annoyance at a neglect of duty in his neighbours.
They had passed over his ground
without ceremony a convoy of two thousand
blacks newly imported, and the proprietor
said very reasonably: 'See what a dilemma
they will have placed me in, should the judge
come down and put me to my oath; if they
had only warned me, I might easily have
gone to dinner at Cardenas.'"

But while the contraband traffic in slaves
is essential to the working of the slave
system on its present footing in the Spanish
Antilles, among the Anglo-Americans
importation has entirely ceased. The bodily
condition of the slaves under our cousins in
Americawe speak now only of their bodily
condition, rating them not as men, but as so
much live stockis good. They are, on the
whole, fed as amply, and are as well treated
as the upper class of European horses. They
have therefore thriven and their stock is
multiplied in the land; their inherent power
of reproduction more than balances the amount
of physical decay; and it is not, therefore,
found necessary to import any fresh stock
from abroad. In 1840 the number of slaves
in the United States was not quite two
millions and a half. In the year 1850 there
were more than three millions. The increase
in ten years had amounted to twenty-three
and a half per cent.

The proportion of increase in different
states differs, however, greatly. The slave
system is in a natural way decaying out of
some states, while, for assignable reasons, it is
becoming concentrated in some others. Delaware,
New Jersey, Pennsylvania, and others,
have already abolished the principle of slavery;
but, amongst those states which retain it for
the present, there are some that are not
likely to retain it many years. In Florida
the slave population has diminished by
fourteen per cent., and has increased only one
and a half per cent, in Maryland. In that
part of Virginia which lies between the
Alleghanies and the states of Pennsylvania,
Ohio, and Kentucky, the slave system is
virtually abolished by the substitution of
German and Irish free labourers for negroes.
The climate, soil, and produce in that part of
Virginia being suited to the industry of
European labourers, proprietors have found
it more to their interest to hire them, and to
sell their slaves. In Virginia, on the other
side of the Alleghanies, the chief produce is
tobacco; and, although slave labour is used
for that, the soil is not sufficient to supply with
labour the whole negro population, and many
people have betaken themselves to the task
of breeding negroes, and exporting them into
the sugar-cane and cotton districts, of which
the development has been extremely great.
In Arkansas, the increase of slave population
has considerably more than doubled in the
last ten years; the increase in Mississippi
has been sixty-four per cent.; fifty-seven per
cent, in Missouri; thirty-seven in Tennessee.
In South Carolina the increase of population

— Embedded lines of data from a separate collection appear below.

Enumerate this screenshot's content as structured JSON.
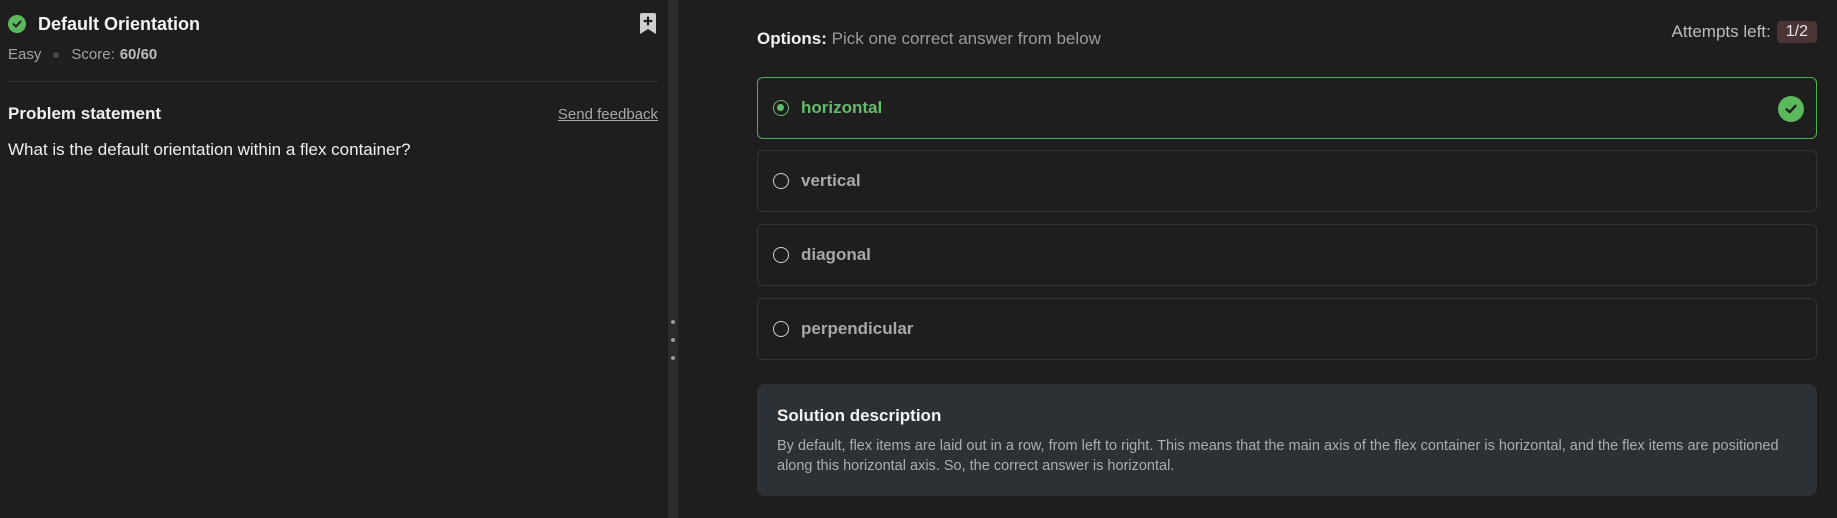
{
  "question": {
    "title": "Default Orientation",
    "difficulty": "Easy",
    "score_label": "Score:",
    "score_value": "60/60",
    "problem_statement_label": "Problem statement",
    "send_feedback": "Send feedback",
    "text": "What is the default orientation within a flex container?"
  },
  "options": {
    "header_bold": "Options:",
    "header_rest": "Pick one correct answer from below",
    "attempts_label": "Attempts left:",
    "attempts_value": "1/2",
    "items": [
      {
        "label": "horizontal",
        "selected": true,
        "correct": true
      },
      {
        "label": "vertical",
        "selected": false,
        "correct": false
      },
      {
        "label": "diagonal",
        "selected": false,
        "correct": false
      },
      {
        "label": "perpendicular",
        "selected": false,
        "correct": false
      }
    ]
  },
  "solution": {
    "title": "Solution description",
    "text": "By default, flex items are laid out in a row, from left to right. This means that the main axis of the flex container is horizontal, and the flex items are positioned along this horizontal axis. So, the correct answer is horizontal."
  },
  "colors": {
    "accent_green": "#5cb85c",
    "background": "#1e1e1e",
    "solution_bg": "#2b3134"
  },
  "icons": [
    "check-circle-icon",
    "bookmark-add-icon",
    "drag-handle-icon",
    "radio-icon"
  ]
}
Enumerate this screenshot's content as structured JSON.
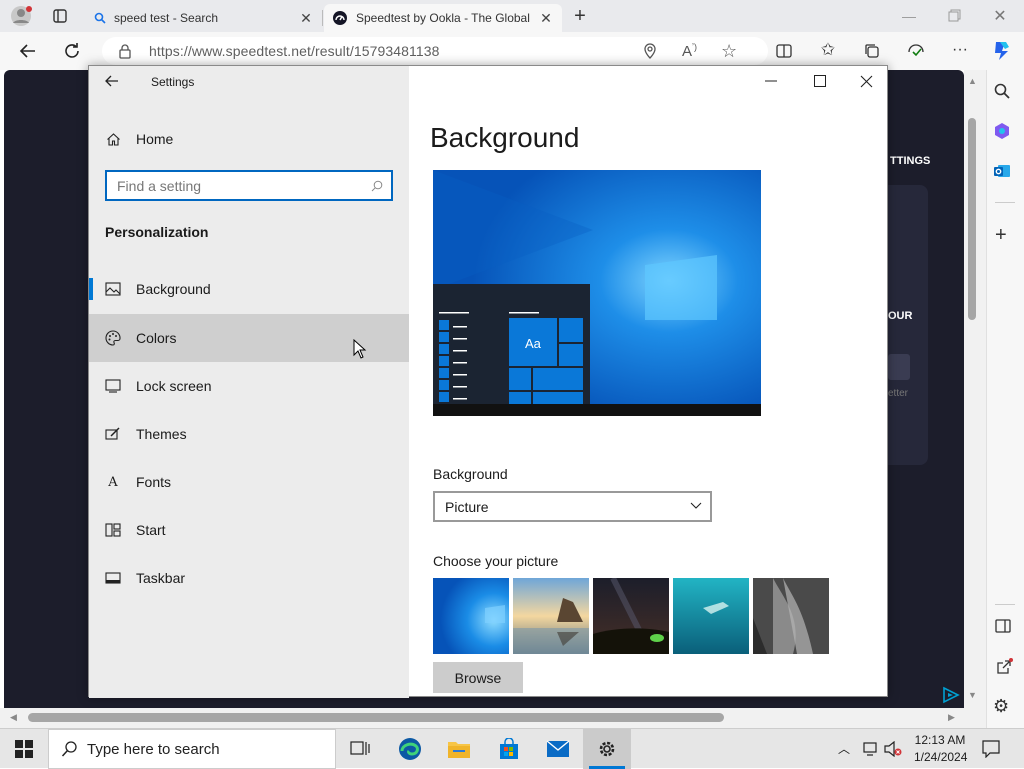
{
  "browser": {
    "tabs": [
      {
        "title": "speed test - Search",
        "active": false
      },
      {
        "title": "Speedtest by Ookla - The Global",
        "active": true
      }
    ],
    "url": "https://www.speedtest.net/result/15793481138"
  },
  "page_fragments": {
    "settings_text": "TTINGS",
    "our_text": "OUR",
    "etter_text": "etter"
  },
  "settings": {
    "window_title": "Settings",
    "home_label": "Home",
    "search_placeholder": "Find a setting",
    "section_title": "Personalization",
    "nav_items": [
      {
        "label": "Background",
        "icon": "picture-icon",
        "selected": true
      },
      {
        "label": "Colors",
        "icon": "palette-icon",
        "hovered": true
      },
      {
        "label": "Lock screen",
        "icon": "lock-screen-icon"
      },
      {
        "label": "Themes",
        "icon": "themes-brush-icon"
      },
      {
        "label": "Fonts",
        "icon": "fonts-icon"
      },
      {
        "label": "Start",
        "icon": "start-icon"
      },
      {
        "label": "Taskbar",
        "icon": "taskbar-icon"
      }
    ],
    "page_title": "Background",
    "preview_tile_text": "Aa",
    "background_label": "Background",
    "background_value": "Picture",
    "choose_picture_label": "Choose your picture",
    "browse_label": "Browse"
  },
  "taskbar": {
    "search_placeholder": "Type here to search",
    "time": "12:13 AM",
    "date": "1/24/2024"
  },
  "colors": {
    "accent": "#0078d4",
    "settings_left_pane": "#ececec",
    "page_dark": "#1c1d2b"
  }
}
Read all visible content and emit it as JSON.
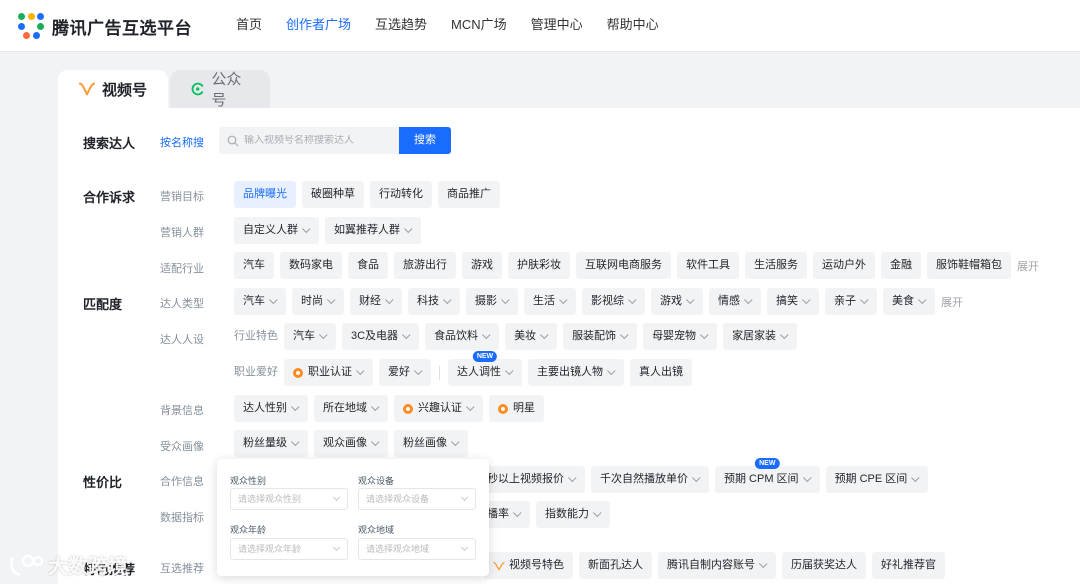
{
  "brand": {
    "name": "腾讯广告互选平台"
  },
  "nav": [
    "首页",
    "创作者广场",
    "互选趋势",
    "MCN广场",
    "管理中心",
    "帮助中心"
  ],
  "tabs": {
    "active": "视频号",
    "inactive": "公众号"
  },
  "search": {
    "label": "搜索达人",
    "mode": "按名称搜",
    "placeholder": "输入视频号名称搜索达人",
    "button": "搜索"
  },
  "sections": {
    "cooperation": "合作诉求",
    "match": "匹配度",
    "value": "性价比",
    "special": "特色推荐"
  },
  "sub": {
    "goal": "营销目标",
    "crowd": "营销人群",
    "industry": "适配行业",
    "type": "达人类型",
    "persona": "达人人设",
    "background": "背景信息",
    "audience": "受众画像",
    "coop_info": "合作信息",
    "metrics": "数据指标",
    "recommend": "互选推荐"
  },
  "goals": [
    "品牌曝光",
    "破圈种草",
    "行动转化",
    "商品推广"
  ],
  "crowds": [
    "自定义人群",
    "如翼推荐人群"
  ],
  "industries": [
    "汽车",
    "数码家电",
    "食品",
    "旅游出行",
    "游戏",
    "护肤彩妆",
    "互联网电商服务",
    "软件工具",
    "生活服务",
    "运动户外",
    "金融",
    "服饰鞋帽箱包"
  ],
  "expand": "展开",
  "types": [
    "汽车",
    "时尚",
    "财经",
    "科技",
    "摄影",
    "生活",
    "影视综",
    "游戏",
    "情感",
    "搞笑",
    "亲子",
    "美食"
  ],
  "persona": {
    "industry_label": "行业特色",
    "industry": [
      "汽车",
      "3C及电器",
      "食品饮料",
      "美妆",
      "服装配饰",
      "母婴宠物",
      "家居家装"
    ],
    "career_label": "职业爱好",
    "career": [
      "职业认证",
      "爱好"
    ],
    "extra": [
      "达人调性",
      "主要出镜人物",
      "真人出镜"
    ],
    "new_badge": "NEW"
  },
  "background": [
    "达人性别",
    "所在地域",
    "兴趣认证",
    "明星"
  ],
  "audience": [
    "粉丝量级",
    "观众画像",
    "粉丝画像"
  ],
  "coop_partial": [
    "秒以上视频报价",
    "千次自然播放单价",
    "预期 CPM 区间",
    "预期 CPE 区间"
  ],
  "metrics_partial": [
    "播率",
    "指数能力"
  ],
  "recommend_partial": [
    "视频号特色",
    "新面孔达人",
    "腾讯自制内容账号",
    "历届获奖达人",
    "好礼推荐官"
  ],
  "popup": {
    "gender_label": "观众性别",
    "gender_ph": "请选择观众性别",
    "device_label": "观众设备",
    "device_ph": "请选择观众设备",
    "age_label": "观众年龄",
    "age_ph": "请选择观众年龄",
    "region_label": "观众地域",
    "region_ph": "请选择观众地域"
  },
  "watermark": "大数跨境"
}
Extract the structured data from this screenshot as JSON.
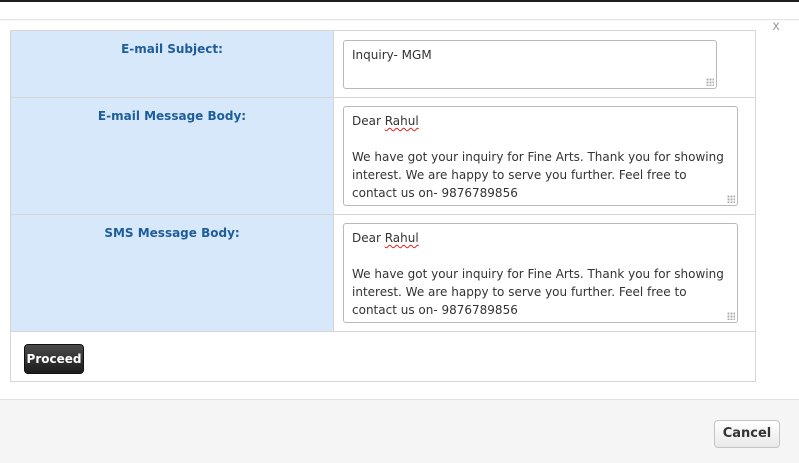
{
  "dialog": {
    "close_label": "x"
  },
  "form": {
    "email_subject": {
      "label": "E-mail Subject:",
      "value": "Inquiry- MGM"
    },
    "email_body": {
      "label": "E-mail Message Body:",
      "greeting_prefix": "Dear ",
      "greeting_name": "Rahul",
      "body": "We have got your inquiry for Fine Arts. Thank you for showing interest. We are happy to serve you further. Feel free to contact us on- 9876789856"
    },
    "sms_body": {
      "label": "SMS Message Body:",
      "greeting_prefix": "Dear ",
      "greeting_name": "Rahul",
      "body": "We have got your inquiry for Fine Arts. Thank you for showing interest. We are happy to serve you further. Feel free to contact us on- 9876789856"
    },
    "proceed_label": "Proceed"
  },
  "footer": {
    "cancel_label": "Cancel"
  }
}
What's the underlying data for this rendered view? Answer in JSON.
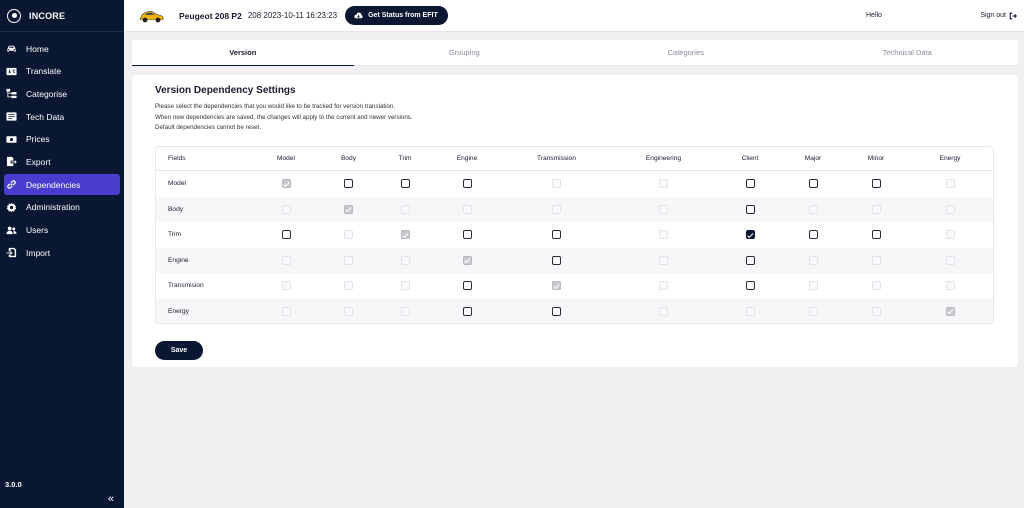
{
  "sidebar": {
    "brand": "INCORE",
    "items": [
      {
        "label": "Home",
        "icon": "car-icon",
        "active": false
      },
      {
        "label": "Translate",
        "icon": "translate-icon",
        "active": false
      },
      {
        "label": "Categorise",
        "icon": "hierarchy-icon",
        "active": false
      },
      {
        "label": "Tech Data",
        "icon": "document-icon",
        "active": false
      },
      {
        "label": "Prices",
        "icon": "money-icon",
        "active": false
      },
      {
        "label": "Export",
        "icon": "export-icon",
        "active": false
      },
      {
        "label": "Dependencies",
        "icon": "link-icon",
        "active": true
      },
      {
        "label": "Administration",
        "icon": "gear-icon",
        "active": false
      },
      {
        "label": "Users",
        "icon": "users-icon",
        "active": false
      },
      {
        "label": "Import",
        "icon": "import-icon",
        "active": false
      }
    ],
    "version": "3.0.0",
    "collapse_glyph": "«"
  },
  "header": {
    "car_name": "Peugeot 208 P2",
    "car_meta": "208 2023-10-11 16:23:23",
    "efit_button": "Get Status from EFIT",
    "greeting": "Hello",
    "signout": "Sign out"
  },
  "tabs": [
    {
      "label": "Version",
      "active": true
    },
    {
      "label": "Grouping",
      "active": false
    },
    {
      "label": "Categories",
      "active": false
    },
    {
      "label": "Technical Data",
      "active": false
    }
  ],
  "card": {
    "title": "Version Dependency Settings",
    "desc_lines": [
      "Please select the dependencies that you would like to be tracked for version translation.",
      "When new dependencies are saved, the changes will apply to the current and newer versions.",
      "Default dependencies cannot be reset."
    ],
    "save_label": "Save"
  },
  "grid": {
    "field_header": "Fields",
    "columns": [
      "Model",
      "Body",
      "Trim",
      "Engine",
      "Transmission",
      "Engineering",
      "Client",
      "Major",
      "Minor",
      "Energy"
    ],
    "rows": [
      {
        "field": "Model",
        "states": [
          "checked-disabled",
          "active",
          "active",
          "active",
          "disabled",
          "disabled",
          "active",
          "active",
          "active",
          "disabled"
        ]
      },
      {
        "field": "Body",
        "states": [
          "disabled",
          "checked-disabled",
          "disabled",
          "disabled",
          "disabled",
          "disabled",
          "active",
          "disabled",
          "disabled",
          "disabled"
        ]
      },
      {
        "field": "Trim",
        "states": [
          "active",
          "disabled",
          "checked-disabled",
          "active",
          "active",
          "disabled",
          "checked",
          "active",
          "active",
          "disabled"
        ]
      },
      {
        "field": "Engine",
        "states": [
          "disabled",
          "disabled",
          "disabled",
          "checked-disabled",
          "active",
          "disabled",
          "active",
          "disabled",
          "disabled",
          "disabled"
        ]
      },
      {
        "field": "Transmision",
        "states": [
          "disabled",
          "disabled",
          "disabled",
          "active",
          "checked-disabled",
          "disabled",
          "active",
          "disabled",
          "disabled",
          "disabled"
        ]
      },
      {
        "field": "Energy",
        "states": [
          "disabled",
          "disabled",
          "disabled",
          "active",
          "active",
          "disabled",
          "disabled",
          "disabled",
          "disabled",
          "checked-disabled"
        ]
      }
    ]
  }
}
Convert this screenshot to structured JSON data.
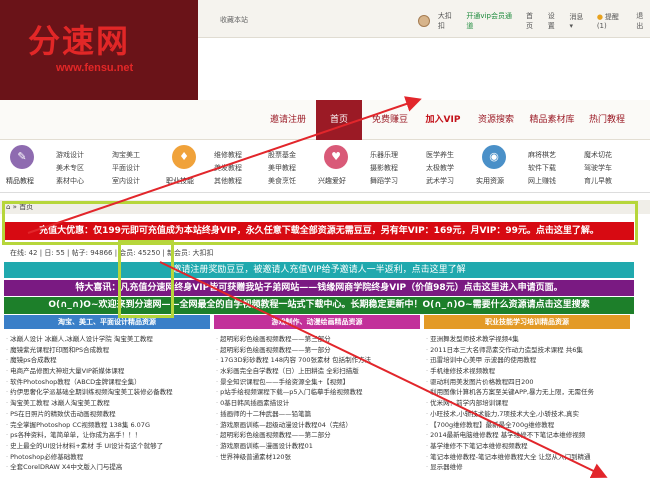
{
  "topbar": {
    "favorite": "收藏本站",
    "username": "大扣扣",
    "vip_link": "开通vip会员通道",
    "links": [
      "首页",
      "设置",
      "消息 ▾",
      "提醒(1)",
      "退出"
    ]
  },
  "logo": {
    "text": "分速网",
    "url": "www.fensu.net"
  },
  "nav": [
    {
      "label": "邀请注册"
    },
    {
      "label": "首页"
    },
    {
      "label": "免费赚豆"
    },
    {
      "label": "加入VIP"
    },
    {
      "label": "资源搜索"
    },
    {
      "label": "精品素材库"
    },
    {
      "label": "热门教程"
    }
  ],
  "categories": [
    {
      "label": "精品教程",
      "icon": "book-icon",
      "color": "#8e6bb0",
      "links": [
        "游戏设计",
        "美术专区",
        "素材中心"
      ]
    },
    {
      "label": "",
      "icon": "",
      "color": "",
      "links": [
        "淘宝美工",
        "平面设计",
        "室内设计"
      ]
    },
    {
      "label": "职业技能",
      "icon": "briefcase-icon",
      "color": "#f0a23a",
      "links": [
        "维修教程",
        "美发教程",
        "其他教程"
      ]
    },
    {
      "label": "兴趣爱好",
      "icon": "heart-icon",
      "color": "#d95a78",
      "links": [
        "股票基金",
        "美甲教程",
        "美食烹饪"
      ]
    },
    {
      "label": "实用资源",
      "icon": "globe-icon",
      "color": "#4a90c8",
      "links": [
        "乐器乐理",
        "摄影教程",
        "舞蹈学习"
      ]
    },
    {
      "label": "",
      "icon": "",
      "color": "",
      "links": [
        "医学养生",
        "太极教学",
        "武术学习"
      ]
    },
    {
      "label": "",
      "icon": "",
      "color": "",
      "links": [
        "麻将棋艺",
        "软件下载",
        "网上赚钱"
      ]
    },
    {
      "label": "",
      "icon": "",
      "color": "",
      "links": [
        "魔术切花",
        "驾驶学车",
        "育儿早教"
      ]
    }
  ],
  "breadcrumb": "首页",
  "banners": {
    "red": "充值大优惠：仅199元即可充值成为本站终身VIP，永久任意下载全部资源无需豆豆，另有年VIP：169元，月VIP：99元。点击这里了解。",
    "stats": [
      "在线: 42",
      "日: 55",
      "帖子: 94866",
      "会员: 45250",
      "新会员: 大扣扣"
    ],
    "teal": "邀请注册奖励豆豆，被邀请人充值VIP给予邀请人一半返利，点击这里了解",
    "purple": "特大喜讯：凡充值分速网终身VIP皆可获赠我站子弟网站——钱缘网商学院终身VIP（价值98元）点击这里进入申请页面。",
    "green": "O(∩_∩)O~欢迎来到分速网——全网最全的自学视频教程一站式下载中心。长期稳定更新中！O(∩_∩)O~需要什么资源请点击这里搜索"
  },
  "columns": [
    {
      "title": "淘宝、美工、平面设计精品资源",
      "color": "#3a7fc8",
      "items": [
        "冰巅人设计 冰巅人,冰巅人设计学院 淘宝美工教程",
        "魔镜紫光课程打印图和PS合成教程",
        "魔镜ps合成教程",
        "电商产品修图大神班大量VIP新媒体课程",
        "软件Photoshop教程（ABCD金牌课程全集）",
        "约伊思奢化学派基础全期训练视频淘宝美工装修必备教程",
        "淘宝美工教程 冰巅人淘宝美工教程",
        "PS在日照片的精致伏击动画视频教程",
        "完全掌握Photoshop CC视频教程 138集 6.07G",
        "ps各种资料，笔简单单，让你成为高手！！！",
        "史上最全的UI设计材料+素材 手 UI设计有这个就够了",
        "Photoshop必修基础教程",
        "全套CorelDRAW X4中文版入门与提高"
      ]
    },
    {
      "title": "游戏制作、动漫绘画精品资源",
      "color": "#c2319a",
      "items": [
        "超明彩彩色绘画视频教程——第三部分",
        "超明彩彩色绘画视频教程——第一部分",
        "17G3D彩砂教程 148内容 700张素材 包括制作方法",
        "水彩画完全自学教程（日）上田耕造 全彩扫描版",
        "景全知识课程包——手绘资源全集+【视频】",
        "p站手绘视频课程下载—p5入门临摹手绘视频教程",
        "0基日韩风插画素描设计",
        "插画师的十二种武器——铅笔篇",
        "游戏原画训练—超级动漫设计教程04（完结）",
        "超明彩彩色绘画视频教程——第二部分",
        "游戏原画训练—漫画设计教程01",
        "世界神级普通素材120张"
      ]
    },
    {
      "title": "职业技能学习培训精品资源",
      "color": "#e39a26",
      "items": [
        "亚洲舞发型师技术教学视频4集",
        "2011日本三大名师昂素交作动力造型技术课程 共6集",
        "迅雷培训中心美甲 示波器的使用教程",
        "手机维修技术视频教程",
        "驱动利用美发图片价格教程四日200",
        "利用图像计算机各方案至关键APP,暴力无上限，无需任务",
        "优米网：前学内部培训课程",
        "小旺技术,小轿技术能力,7项技术大全,小轿技术,真实",
        "【700g维修教程】最新最全700g维修教程",
        "2014最新电脑维修教程 基学维修不下笔记本维修视频",
        "基学维修不下笔记本维修视频教程",
        "笔记本维修教程-笔记本维修教程大全 让您从入门到精通",
        "显示器维修"
      ]
    }
  ]
}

in the ten years was but seven per cent., and
the increase has been very moderate in North
Carolina and Kentucky. It appears, therefore,
that the slave states of America do by no
means hang together as a homogeneous mass.
Slaves are being sold continually out of some
states into others; and, where the cultivation
is not of too tropical a character, the labour